_Data supplied_
◇ ◇ ◇ ◇ ◇

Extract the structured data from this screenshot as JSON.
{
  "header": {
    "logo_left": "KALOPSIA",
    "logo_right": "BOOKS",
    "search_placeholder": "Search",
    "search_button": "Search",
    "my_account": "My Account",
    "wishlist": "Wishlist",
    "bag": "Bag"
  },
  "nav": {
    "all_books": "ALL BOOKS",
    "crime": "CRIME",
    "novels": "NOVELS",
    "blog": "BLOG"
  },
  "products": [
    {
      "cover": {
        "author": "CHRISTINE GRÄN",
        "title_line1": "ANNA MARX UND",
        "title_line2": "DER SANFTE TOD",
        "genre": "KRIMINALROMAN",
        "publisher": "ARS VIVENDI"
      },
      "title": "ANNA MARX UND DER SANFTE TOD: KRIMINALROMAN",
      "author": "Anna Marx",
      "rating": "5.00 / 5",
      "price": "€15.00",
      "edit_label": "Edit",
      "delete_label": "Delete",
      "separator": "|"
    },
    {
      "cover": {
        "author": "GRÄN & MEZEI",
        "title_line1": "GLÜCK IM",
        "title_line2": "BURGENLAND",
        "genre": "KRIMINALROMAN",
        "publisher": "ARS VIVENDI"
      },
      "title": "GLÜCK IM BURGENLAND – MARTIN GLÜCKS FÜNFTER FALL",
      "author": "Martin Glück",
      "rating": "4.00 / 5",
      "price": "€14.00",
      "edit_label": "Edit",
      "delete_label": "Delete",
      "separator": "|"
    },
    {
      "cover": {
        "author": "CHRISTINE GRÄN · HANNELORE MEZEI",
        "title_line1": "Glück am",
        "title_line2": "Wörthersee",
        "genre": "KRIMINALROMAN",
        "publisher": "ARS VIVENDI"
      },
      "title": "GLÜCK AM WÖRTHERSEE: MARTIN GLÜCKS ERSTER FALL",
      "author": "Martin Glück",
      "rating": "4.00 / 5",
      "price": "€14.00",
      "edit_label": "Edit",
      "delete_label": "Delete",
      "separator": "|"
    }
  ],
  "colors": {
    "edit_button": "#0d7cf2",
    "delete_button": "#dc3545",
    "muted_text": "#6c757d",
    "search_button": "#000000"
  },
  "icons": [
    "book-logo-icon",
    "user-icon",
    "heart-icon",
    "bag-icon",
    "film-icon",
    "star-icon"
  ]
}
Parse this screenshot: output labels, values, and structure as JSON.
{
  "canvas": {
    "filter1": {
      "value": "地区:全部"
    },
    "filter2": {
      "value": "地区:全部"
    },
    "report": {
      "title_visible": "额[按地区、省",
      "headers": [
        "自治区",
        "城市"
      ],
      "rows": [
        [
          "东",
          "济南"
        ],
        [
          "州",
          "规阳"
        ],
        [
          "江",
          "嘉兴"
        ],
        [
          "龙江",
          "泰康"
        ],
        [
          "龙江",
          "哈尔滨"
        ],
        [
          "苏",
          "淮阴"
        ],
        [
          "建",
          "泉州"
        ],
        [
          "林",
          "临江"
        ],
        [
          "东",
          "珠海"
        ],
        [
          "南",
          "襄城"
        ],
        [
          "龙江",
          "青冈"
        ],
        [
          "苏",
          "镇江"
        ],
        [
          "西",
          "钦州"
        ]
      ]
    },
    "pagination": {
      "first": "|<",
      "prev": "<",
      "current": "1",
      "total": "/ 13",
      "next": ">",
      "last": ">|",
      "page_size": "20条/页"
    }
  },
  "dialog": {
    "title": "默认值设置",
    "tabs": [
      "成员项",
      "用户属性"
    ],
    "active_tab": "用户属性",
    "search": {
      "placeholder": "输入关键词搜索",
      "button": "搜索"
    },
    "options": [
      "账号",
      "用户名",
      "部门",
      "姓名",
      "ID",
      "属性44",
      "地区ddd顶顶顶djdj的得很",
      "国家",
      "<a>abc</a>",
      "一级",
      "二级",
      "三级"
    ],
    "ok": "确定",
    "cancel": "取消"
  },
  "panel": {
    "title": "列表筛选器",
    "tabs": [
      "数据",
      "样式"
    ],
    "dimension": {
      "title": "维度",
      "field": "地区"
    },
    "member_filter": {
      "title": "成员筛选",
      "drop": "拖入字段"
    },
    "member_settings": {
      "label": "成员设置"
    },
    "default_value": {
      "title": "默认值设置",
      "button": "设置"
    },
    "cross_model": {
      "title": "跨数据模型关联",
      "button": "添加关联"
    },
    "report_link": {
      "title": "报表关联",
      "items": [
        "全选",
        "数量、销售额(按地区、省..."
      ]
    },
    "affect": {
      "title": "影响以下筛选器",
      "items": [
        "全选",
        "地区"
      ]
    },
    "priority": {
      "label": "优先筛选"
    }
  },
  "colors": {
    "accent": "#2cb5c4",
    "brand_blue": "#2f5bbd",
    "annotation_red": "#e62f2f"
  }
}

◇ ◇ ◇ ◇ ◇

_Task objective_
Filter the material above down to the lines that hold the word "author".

_Answer to the problem_
        "author": "CHRISTINE GRÄN",
      "author": "Anna Marx",
        "author": "GRÄN & MEZEI",
      "author": "Martin Glück",
        "author": "CHRISTINE GRÄN · HANNELORE MEZEI",
      "author": "Martin Glück",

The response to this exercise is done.